The problem: Set down each of the records below exactly as it reads. No pictures go into the copy.

(Component data from apps and pages)
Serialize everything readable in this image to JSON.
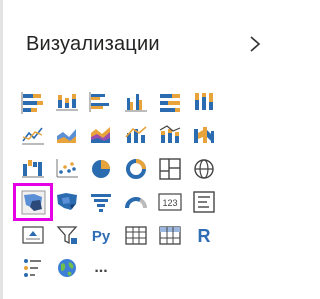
{
  "pane": {
    "title": "Визуализации",
    "collapse_icon": "chevron-right-icon",
    "selected_visual": "shape-map",
    "selection_color": "#e600e6",
    "accent_colors": [
      "#2b6cb0",
      "#e8a33a",
      "#5b8fd6",
      "#9b4fb0"
    ]
  },
  "visuals": [
    {
      "name": "stacked-bar-chart",
      "icon": "stacked-bar-icon"
    },
    {
      "name": "stacked-column-chart",
      "icon": "stacked-column-icon"
    },
    {
      "name": "clustered-bar-chart",
      "icon": "clustered-bar-icon"
    },
    {
      "name": "clustered-column-chart",
      "icon": "clustered-column-icon"
    },
    {
      "name": "100-stacked-bar-chart",
      "icon": "percent-bar-icon"
    },
    {
      "name": "100-stacked-column-chart",
      "icon": "percent-column-icon"
    },
    {
      "name": "line-chart",
      "icon": "line-chart-icon"
    },
    {
      "name": "area-chart",
      "icon": "area-chart-icon"
    },
    {
      "name": "stacked-area-chart",
      "icon": "stacked-area-icon"
    },
    {
      "name": "line-and-clustered-column-chart",
      "icon": "line-column-icon"
    },
    {
      "name": "line-and-stacked-column-chart",
      "icon": "line-stacked-column-icon"
    },
    {
      "name": "ribbon-chart",
      "icon": "ribbon-chart-icon"
    },
    {
      "name": "waterfall-chart",
      "icon": "waterfall-icon"
    },
    {
      "name": "scatter-chart",
      "icon": "scatter-icon"
    },
    {
      "name": "pie-chart",
      "icon": "pie-icon"
    },
    {
      "name": "donut-chart",
      "icon": "donut-icon"
    },
    {
      "name": "treemap",
      "icon": "treemap-icon"
    },
    {
      "name": "map",
      "icon": "globe-icon"
    },
    {
      "name": "shape-map",
      "icon": "shape-map-icon"
    },
    {
      "name": "filled-map",
      "icon": "filled-map-icon"
    },
    {
      "name": "funnel",
      "icon": "funnel-icon"
    },
    {
      "name": "gauge",
      "icon": "gauge-icon"
    },
    {
      "name": "card",
      "icon": "card-icon",
      "label": "123"
    },
    {
      "name": "multi-row-card",
      "icon": "multi-row-card-icon"
    },
    {
      "name": "kpi",
      "icon": "kpi-icon"
    },
    {
      "name": "slicer",
      "icon": "slicer-icon"
    },
    {
      "name": "python-visual",
      "icon": "python-icon",
      "label": "Py"
    },
    {
      "name": "table",
      "icon": "table-icon"
    },
    {
      "name": "matrix",
      "icon": "matrix-icon"
    },
    {
      "name": "r-script-visual",
      "icon": "r-icon",
      "label": "R"
    },
    {
      "name": "key-influencers",
      "icon": "key-influencers-icon"
    },
    {
      "name": "arcgis-map",
      "icon": "arcgis-globe-icon"
    },
    {
      "name": "more-visuals",
      "icon": "ellipsis-icon",
      "label": "..."
    }
  ]
}
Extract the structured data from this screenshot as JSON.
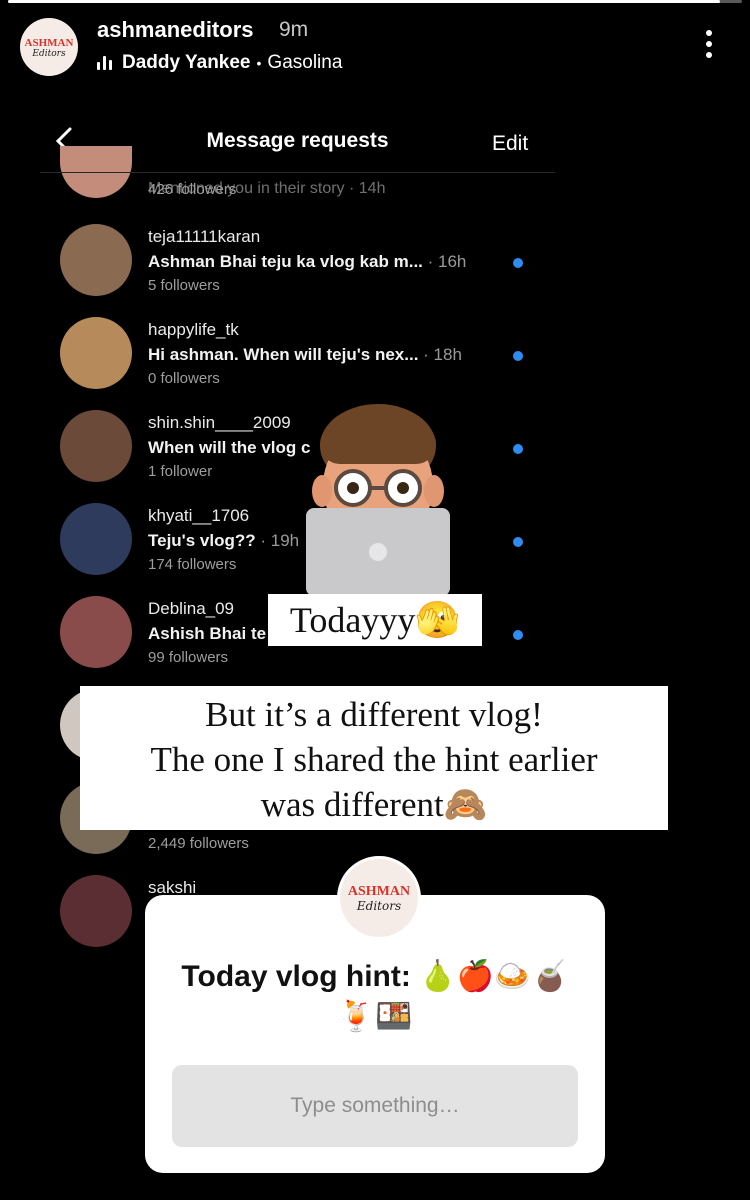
{
  "story": {
    "username": "ashmaneditors",
    "time": "9m",
    "music_artist": "Daddy Yankee",
    "music_separator": "•",
    "music_track": "Gasolina",
    "progress": 0.97,
    "logo_line1": "ASHMAN",
    "logo_line2": "Editors",
    "more_icon": "more-vertical-icon"
  },
  "screenshot": {
    "back_icon": "chevron-left-icon",
    "title": "Message requests",
    "edit": "Edit",
    "partial_row": {
      "message": "Mentioned you in their story · 14h",
      "followers": "426 followers"
    },
    "rows": [
      {
        "name": "teja11111karan",
        "message": "Ashman Bhai teju ka vlog kab m...",
        "ago": "· 16h",
        "followers": "5 followers",
        "unread": true,
        "avatar_color": "#8a6b52"
      },
      {
        "name": "happylife_tk",
        "message": "Hi ashman. When will teju's nex...",
        "ago": "· 18h",
        "followers": "0 followers",
        "unread": true,
        "avatar_color": "#b68a5a"
      },
      {
        "name": "shin.shin____2009",
        "message": "When will the vlog c",
        "ago": "",
        "followers": "1 follower",
        "unread": true,
        "avatar_color": "#6b4a3a"
      },
      {
        "name": "khyati__1706",
        "message": "Teju's vlog??",
        "ago": "· 19h",
        "followers": "174 followers",
        "unread": true,
        "avatar_color": "#2f3b5c"
      },
      {
        "name": "Deblina_09",
        "message": "Ashish Bhai te",
        "ago": "",
        "followers": "99 followers",
        "unread": true,
        "avatar_color": "#8a4b4b"
      },
      {
        "name": "",
        "message": "",
        "ago": "",
        "followers": "",
        "unread": false,
        "avatar_color": "#cfc7c0"
      },
      {
        "name": "",
        "message": "",
        "ago": "",
        "followers": "2,449 followers",
        "unread": false,
        "avatar_color": "#7a6a58"
      },
      {
        "name": "sakshi",
        "message": "",
        "ago": "",
        "followers": "",
        "unread": false,
        "avatar_color": "#5a2e32"
      }
    ]
  },
  "stickers": {
    "today": "Todayyy🫣",
    "caption_line1": "But it’s a different vlog!",
    "caption_line2": "The one I shared the hint earlier",
    "caption_line3": "was different🙈"
  },
  "question": {
    "prompt": "Today vlog hint: 🍐🍎🍛🧉🍹🍱",
    "placeholder": "Type something…"
  }
}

Exercise output:
Serialize everything readable in this image to JSON.
{
  "pane": {
    "title": "Визуализации",
    "collapse_icon": "chevron-right-icon",
    "selected_visual": "shape-map",
    "selection_color": "#e600e6",
    "accent_colors": [
      "#2b6cb0",
      "#e8a33a",
      "#5b8fd6",
      "#9b4fb0"
    ]
  },
  "visuals": [
    {
      "name": "stacked-bar-chart",
      "icon": "stacked-bar-icon"
    },
    {
      "name": "stacked-column-chart",
      "icon": "stacked-column-icon"
    },
    {
      "name": "clustered-bar-chart",
      "icon": "clustered-bar-icon"
    },
    {
      "name": "clustered-column-chart",
      "icon": "clustered-column-icon"
    },
    {
      "name": "100-stacked-bar-chart",
      "icon": "percent-bar-icon"
    },
    {
      "name": "100-stacked-column-chart",
      "icon": "percent-column-icon"
    },
    {
      "name": "line-chart",
      "icon": "line-chart-icon"
    },
    {
      "name": "area-chart",
      "icon": "area-chart-icon"
    },
    {
      "name": "stacked-area-chart",
      "icon": "stacked-area-icon"
    },
    {
      "name": "line-and-clustered-column-chart",
      "icon": "line-column-icon"
    },
    {
      "name": "line-and-stacked-column-chart",
      "icon": "line-stacked-column-icon"
    },
    {
      "name": "ribbon-chart",
      "icon": "ribbon-chart-icon"
    },
    {
      "name": "waterfall-chart",
      "icon": "waterfall-icon"
    },
    {
      "name": "scatter-chart",
      "icon": "scatter-icon"
    },
    {
      "name": "pie-chart",
      "icon": "pie-icon"
    },
    {
      "name": "donut-chart",
      "icon": "donut-icon"
    },
    {
      "name": "treemap",
      "icon": "treemap-icon"
    },
    {
      "name": "map",
      "icon": "globe-icon"
    },
    {
      "name": "shape-map",
      "icon": "shape-map-icon"
    },
    {
      "name": "filled-map",
      "icon": "filled-map-icon"
    },
    {
      "name": "funnel",
      "icon": "funnel-icon"
    },
    {
      "name": "gauge",
      "icon": "gauge-icon"
    },
    {
      "name": "card",
      "icon": "card-icon",
      "label": "123"
    },
    {
      "name": "multi-row-card",
      "icon": "multi-row-card-icon"
    },
    {
      "name": "kpi",
      "icon": "kpi-icon"
    },
    {
      "name": "slicer",
      "icon": "slicer-icon"
    },
    {
      "name": "python-visual",
      "icon": "python-icon",
      "label": "Py"
    },
    {
      "name": "table",
      "icon": "table-icon"
    },
    {
      "name": "matrix",
      "icon": "matrix-icon"
    },
    {
      "name": "r-script-visual",
      "icon": "r-icon",
      "label": "R"
    },
    {
      "name": "key-influencers",
      "icon": "key-influencers-icon"
    },
    {
      "name": "arcgis-map",
      "icon": "arcgis-globe-icon"
    },
    {
      "name": "more-visuals",
      "icon": "ellipsis-icon",
      "label": "..."
    }
  ]
}
Extract the structured data from this screenshot as JSON.
{
  "story": {
    "username": "ashmaneditors",
    "time": "9m",
    "music_artist": "Daddy Yankee",
    "music_separator": "•",
    "music_track": "Gasolina",
    "progress": 0.97,
    "logo_line1": "ASHMAN",
    "logo_line2": "Editors",
    "more_icon": "more-vertical-icon"
  },
  "screenshot": {
    "back_icon": "chevron-left-icon",
    "title": "Message requests",
    "edit": "Edit",
    "partial_row": {
      "message": "Mentioned you in their story · 14h",
      "followers": "426 followers"
    },
    "rows": [
      {
        "name": "teja11111karan",
        "message": "Ashman Bhai teju ka vlog kab m...",
        "ago": "· 16h",
        "followers": "5 followers",
        "unread": true,
        "avatar_color": "#8a6b52"
      },
      {
        "name": "happylife_tk",
        "message": "Hi ashman. When will teju's nex...",
        "ago": "· 18h",
        "followers": "0 followers",
        "unread": true,
        "avatar_color": "#b68a5a"
      },
      {
        "name": "shin.shin____2009",
        "message": "When will the vlog c",
        "ago": "",
        "followers": "1 follower",
        "unread": true,
        "avatar_color": "#6b4a3a"
      },
      {
        "name": "khyati__1706",
        "message": "Teju's vlog??",
        "ago": "· 19h",
        "followers": "174 followers",
        "unread": true,
        "avatar_color": "#2f3b5c"
      },
      {
        "name": "Deblina_09",
        "message": "Ashish Bhai te",
        "ago": "",
        "followers": "99 followers",
        "unread": true,
        "avatar_color": "#8a4b4b"
      },
      {
        "name": "",
        "message": "",
        "ago": "",
        "followers": "",
        "unread": false,
        "avatar_color": "#cfc7c0"
      },
      {
        "name": "",
        "message": "",
        "ago": "",
        "followers": "2,449 followers",
        "unread": false,
        "avatar_color": "#7a6a58"
      },
      {
        "name": "sakshi",
        "message": "",
        "ago": "",
        "followers": "",
        "unread": false,
        "avatar_color": "#5a2e32"
      }
    ]
  },
  "stickers": {
    "today": "Todayyy🫣",
    "caption_line1": "But it’s a different vlog!",
    "caption_line2": "The one I shared the hint earlier",
    "caption_line3": "was different🙈"
  },
  "question": {
    "prompt": "Today vlog hint: 🍐🍎🍛🧉🍹🍱",
    "placeholder": "Type something…"
  }
}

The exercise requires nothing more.